Through friends at home the Bishop recruited more clergy for the colony. There was in his first three years a considerable increase in the number of clergy. But the long-term future lay in Sydney providing its own.

The importance of this matter can be seen in the speed with which Bishop Barker operated. On the first of June 1855—the day after taking up appointment—Bishop Barker made inquiries about the estate of Mr Thomas Moore. On the 13th of June he proposed to his fellow trustees “That as soon as a suitable Principal can be found, Moore College shall be opened as a Theological College for the training and preparation of young men for Holy Orders”.

In March 1856, less than one year after Bishop Barker arrived in the Colony, the doors were opened and the college commenced. It started with three students and an Acting Principal.

Today it has over 300 full time students, and another 175 part time mainly post-graduate students. It offers diploma and degree courses up to doctorate level. It runs an international correspondence course with over 5000 students. It is the largest theological college in Australia, and one of the largest Anglican Theological colleges in the world. Its very highly qualified faculty are leaders in evangelical scholarship.

Mrs Barker back in 1856 wanted 45 more clergymen. This year in 2006, one hundred and fifty years later 47 deacons were ordained St Andrews Cathedral.

The city of Sydney has grown beyond the expectations of most people.
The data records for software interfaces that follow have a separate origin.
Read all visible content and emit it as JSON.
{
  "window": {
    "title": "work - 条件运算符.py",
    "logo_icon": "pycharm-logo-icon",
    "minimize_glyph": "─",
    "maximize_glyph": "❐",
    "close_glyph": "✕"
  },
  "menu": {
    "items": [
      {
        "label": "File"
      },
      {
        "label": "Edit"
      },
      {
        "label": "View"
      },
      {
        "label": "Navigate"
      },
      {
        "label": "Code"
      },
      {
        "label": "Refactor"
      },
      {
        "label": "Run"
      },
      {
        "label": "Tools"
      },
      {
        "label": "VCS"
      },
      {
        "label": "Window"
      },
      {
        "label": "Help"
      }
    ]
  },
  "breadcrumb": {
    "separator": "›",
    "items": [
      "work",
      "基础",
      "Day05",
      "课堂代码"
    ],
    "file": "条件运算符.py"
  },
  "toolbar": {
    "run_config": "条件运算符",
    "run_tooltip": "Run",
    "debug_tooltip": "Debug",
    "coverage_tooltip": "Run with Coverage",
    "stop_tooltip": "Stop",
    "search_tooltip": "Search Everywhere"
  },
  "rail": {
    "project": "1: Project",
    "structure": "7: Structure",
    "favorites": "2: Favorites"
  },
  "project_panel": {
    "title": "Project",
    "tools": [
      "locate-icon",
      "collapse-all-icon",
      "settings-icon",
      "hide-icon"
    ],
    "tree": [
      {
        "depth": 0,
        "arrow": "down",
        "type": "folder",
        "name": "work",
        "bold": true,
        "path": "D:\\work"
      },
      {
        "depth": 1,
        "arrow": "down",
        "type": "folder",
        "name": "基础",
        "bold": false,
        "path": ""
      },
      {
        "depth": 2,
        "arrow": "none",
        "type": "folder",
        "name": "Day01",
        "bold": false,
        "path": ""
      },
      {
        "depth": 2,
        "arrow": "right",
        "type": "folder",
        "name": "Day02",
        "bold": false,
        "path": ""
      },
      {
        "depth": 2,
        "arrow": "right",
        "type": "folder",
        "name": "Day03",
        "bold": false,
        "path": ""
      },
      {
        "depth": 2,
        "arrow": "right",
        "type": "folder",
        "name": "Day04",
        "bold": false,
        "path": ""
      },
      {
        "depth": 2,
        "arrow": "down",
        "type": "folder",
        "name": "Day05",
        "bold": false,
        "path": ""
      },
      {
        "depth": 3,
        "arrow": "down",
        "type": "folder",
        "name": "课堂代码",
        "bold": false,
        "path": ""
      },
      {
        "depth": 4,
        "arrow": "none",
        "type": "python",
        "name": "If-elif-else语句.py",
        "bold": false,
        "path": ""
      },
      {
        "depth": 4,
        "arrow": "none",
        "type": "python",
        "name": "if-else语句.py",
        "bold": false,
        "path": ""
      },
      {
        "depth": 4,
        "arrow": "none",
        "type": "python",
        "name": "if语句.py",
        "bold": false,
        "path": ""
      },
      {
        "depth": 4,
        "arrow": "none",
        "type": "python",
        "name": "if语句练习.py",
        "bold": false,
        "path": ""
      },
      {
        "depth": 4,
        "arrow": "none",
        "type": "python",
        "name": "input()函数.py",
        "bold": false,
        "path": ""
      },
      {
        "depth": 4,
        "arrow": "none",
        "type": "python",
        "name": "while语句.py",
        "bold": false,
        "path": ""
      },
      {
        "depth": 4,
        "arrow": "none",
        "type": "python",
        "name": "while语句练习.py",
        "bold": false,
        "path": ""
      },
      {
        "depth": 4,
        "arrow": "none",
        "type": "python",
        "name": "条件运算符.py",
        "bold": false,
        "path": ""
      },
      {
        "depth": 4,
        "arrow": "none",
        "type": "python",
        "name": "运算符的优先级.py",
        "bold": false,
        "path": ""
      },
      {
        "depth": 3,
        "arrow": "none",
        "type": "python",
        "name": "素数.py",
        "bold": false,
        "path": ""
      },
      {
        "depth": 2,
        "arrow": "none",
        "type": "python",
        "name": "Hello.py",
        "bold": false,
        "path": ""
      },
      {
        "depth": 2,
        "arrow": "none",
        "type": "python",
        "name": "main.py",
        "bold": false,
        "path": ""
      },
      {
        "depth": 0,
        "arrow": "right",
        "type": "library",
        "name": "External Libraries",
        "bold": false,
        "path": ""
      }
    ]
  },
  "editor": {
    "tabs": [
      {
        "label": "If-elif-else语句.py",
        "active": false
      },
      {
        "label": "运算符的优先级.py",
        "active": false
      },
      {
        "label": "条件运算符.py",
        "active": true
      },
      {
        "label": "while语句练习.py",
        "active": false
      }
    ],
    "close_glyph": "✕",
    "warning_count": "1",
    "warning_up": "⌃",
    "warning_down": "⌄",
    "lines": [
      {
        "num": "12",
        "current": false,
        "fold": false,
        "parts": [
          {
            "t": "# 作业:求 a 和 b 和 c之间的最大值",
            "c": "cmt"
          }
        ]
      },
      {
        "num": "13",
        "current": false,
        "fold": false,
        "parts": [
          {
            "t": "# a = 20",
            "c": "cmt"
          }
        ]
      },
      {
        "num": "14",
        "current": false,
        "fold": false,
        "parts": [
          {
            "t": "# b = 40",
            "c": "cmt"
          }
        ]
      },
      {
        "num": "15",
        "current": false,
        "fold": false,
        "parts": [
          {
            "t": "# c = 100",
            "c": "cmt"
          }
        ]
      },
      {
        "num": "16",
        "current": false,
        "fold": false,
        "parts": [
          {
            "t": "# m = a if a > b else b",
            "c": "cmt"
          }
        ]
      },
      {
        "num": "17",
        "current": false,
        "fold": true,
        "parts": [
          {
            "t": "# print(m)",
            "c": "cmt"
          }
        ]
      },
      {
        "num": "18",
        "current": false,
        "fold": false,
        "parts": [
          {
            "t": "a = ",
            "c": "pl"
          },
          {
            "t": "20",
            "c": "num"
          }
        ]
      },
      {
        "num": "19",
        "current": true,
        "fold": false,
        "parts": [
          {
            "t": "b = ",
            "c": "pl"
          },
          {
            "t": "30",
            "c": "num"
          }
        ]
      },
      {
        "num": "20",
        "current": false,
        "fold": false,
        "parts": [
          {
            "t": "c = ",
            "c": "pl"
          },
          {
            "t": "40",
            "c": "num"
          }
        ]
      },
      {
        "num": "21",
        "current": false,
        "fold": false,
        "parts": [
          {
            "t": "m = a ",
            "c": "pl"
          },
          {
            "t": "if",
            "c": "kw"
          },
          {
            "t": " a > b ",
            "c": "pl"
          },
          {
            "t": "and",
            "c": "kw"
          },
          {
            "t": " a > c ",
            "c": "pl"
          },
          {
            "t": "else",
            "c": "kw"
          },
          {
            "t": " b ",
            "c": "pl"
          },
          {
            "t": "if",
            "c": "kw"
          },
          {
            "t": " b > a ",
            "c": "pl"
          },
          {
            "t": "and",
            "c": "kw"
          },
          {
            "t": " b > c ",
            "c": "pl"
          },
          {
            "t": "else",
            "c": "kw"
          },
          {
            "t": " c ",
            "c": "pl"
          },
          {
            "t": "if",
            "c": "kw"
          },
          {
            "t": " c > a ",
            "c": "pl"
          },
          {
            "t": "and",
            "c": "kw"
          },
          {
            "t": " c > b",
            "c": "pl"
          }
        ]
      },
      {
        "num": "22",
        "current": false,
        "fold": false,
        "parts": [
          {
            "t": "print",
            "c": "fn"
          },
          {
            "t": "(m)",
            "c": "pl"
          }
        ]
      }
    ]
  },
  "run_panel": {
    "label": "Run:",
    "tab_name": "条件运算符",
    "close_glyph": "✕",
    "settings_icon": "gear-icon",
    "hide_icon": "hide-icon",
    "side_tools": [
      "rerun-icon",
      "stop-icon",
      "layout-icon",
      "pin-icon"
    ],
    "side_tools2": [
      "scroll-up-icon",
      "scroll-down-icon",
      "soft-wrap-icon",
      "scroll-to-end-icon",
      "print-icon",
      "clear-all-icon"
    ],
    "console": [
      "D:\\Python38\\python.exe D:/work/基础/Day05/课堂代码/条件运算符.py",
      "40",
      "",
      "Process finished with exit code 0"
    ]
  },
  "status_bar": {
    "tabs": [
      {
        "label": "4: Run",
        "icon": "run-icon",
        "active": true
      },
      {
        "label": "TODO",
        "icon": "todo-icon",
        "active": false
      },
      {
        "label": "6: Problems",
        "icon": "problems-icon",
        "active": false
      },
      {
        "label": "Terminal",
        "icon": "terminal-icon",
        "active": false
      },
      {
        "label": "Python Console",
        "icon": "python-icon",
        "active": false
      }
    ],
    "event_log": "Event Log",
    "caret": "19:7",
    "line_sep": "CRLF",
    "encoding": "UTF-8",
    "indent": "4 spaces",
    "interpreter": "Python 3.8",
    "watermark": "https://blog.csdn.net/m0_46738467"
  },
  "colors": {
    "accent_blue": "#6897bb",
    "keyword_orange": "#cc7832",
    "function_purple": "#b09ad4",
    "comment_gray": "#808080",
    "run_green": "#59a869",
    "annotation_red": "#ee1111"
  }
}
But the far-sighted activities of Bishop Barker have kept the preaching of the gospel in step with the growth of our great city.

We must thank God that he has blessed Bishop Barker's foresight and gospel-focussed energy, as we seek His blessings upon our labours in this day and for the future.